## Task directions
Counting every line in the records below that holds "FFOutput", give the total and add nothing.

## Records for processing
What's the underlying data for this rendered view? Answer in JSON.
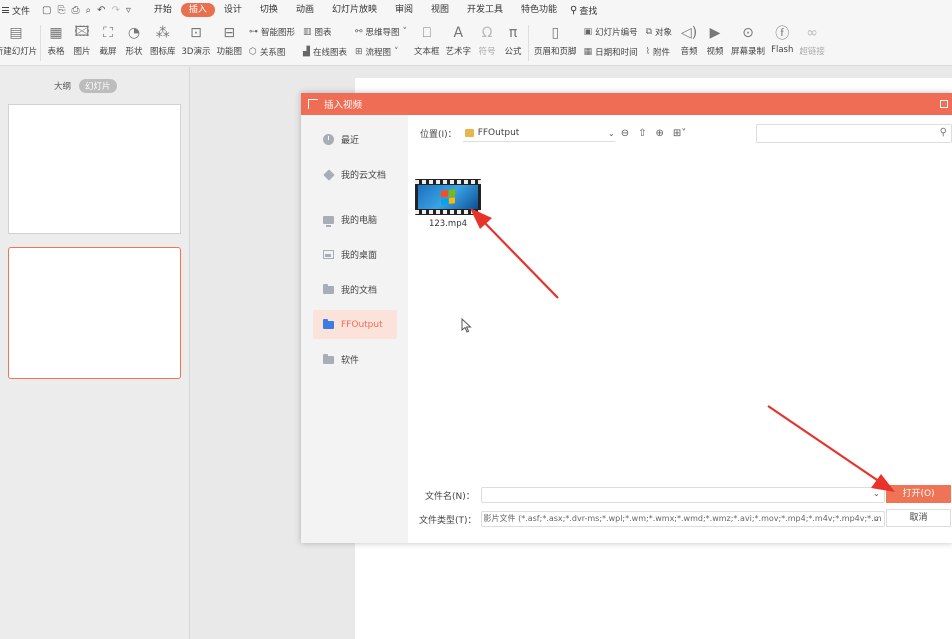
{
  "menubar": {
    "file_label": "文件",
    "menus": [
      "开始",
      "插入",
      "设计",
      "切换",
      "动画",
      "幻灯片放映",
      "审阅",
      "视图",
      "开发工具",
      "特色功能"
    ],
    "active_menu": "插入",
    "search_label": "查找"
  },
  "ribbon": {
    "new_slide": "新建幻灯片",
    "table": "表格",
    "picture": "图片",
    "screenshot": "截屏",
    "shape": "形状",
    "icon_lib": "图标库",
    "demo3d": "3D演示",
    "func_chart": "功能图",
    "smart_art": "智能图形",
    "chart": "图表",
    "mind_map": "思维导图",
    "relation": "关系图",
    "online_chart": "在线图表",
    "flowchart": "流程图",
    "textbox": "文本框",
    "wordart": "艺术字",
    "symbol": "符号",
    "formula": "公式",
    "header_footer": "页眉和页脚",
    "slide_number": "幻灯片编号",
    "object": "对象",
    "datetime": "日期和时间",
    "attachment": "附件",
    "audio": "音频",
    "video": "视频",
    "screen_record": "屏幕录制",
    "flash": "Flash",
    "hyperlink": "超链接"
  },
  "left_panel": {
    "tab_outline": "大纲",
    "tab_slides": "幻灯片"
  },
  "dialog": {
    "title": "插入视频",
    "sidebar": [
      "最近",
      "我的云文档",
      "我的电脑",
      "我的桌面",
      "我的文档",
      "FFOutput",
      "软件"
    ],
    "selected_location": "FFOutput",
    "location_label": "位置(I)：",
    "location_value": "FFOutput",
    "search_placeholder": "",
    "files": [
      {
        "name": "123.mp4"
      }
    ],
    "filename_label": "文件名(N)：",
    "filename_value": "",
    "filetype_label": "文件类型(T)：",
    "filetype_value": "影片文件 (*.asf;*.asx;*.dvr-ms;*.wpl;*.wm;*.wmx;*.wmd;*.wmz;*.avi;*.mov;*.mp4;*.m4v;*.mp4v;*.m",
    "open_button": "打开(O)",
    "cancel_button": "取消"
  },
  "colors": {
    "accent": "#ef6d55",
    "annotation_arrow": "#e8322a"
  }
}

## Completed task
3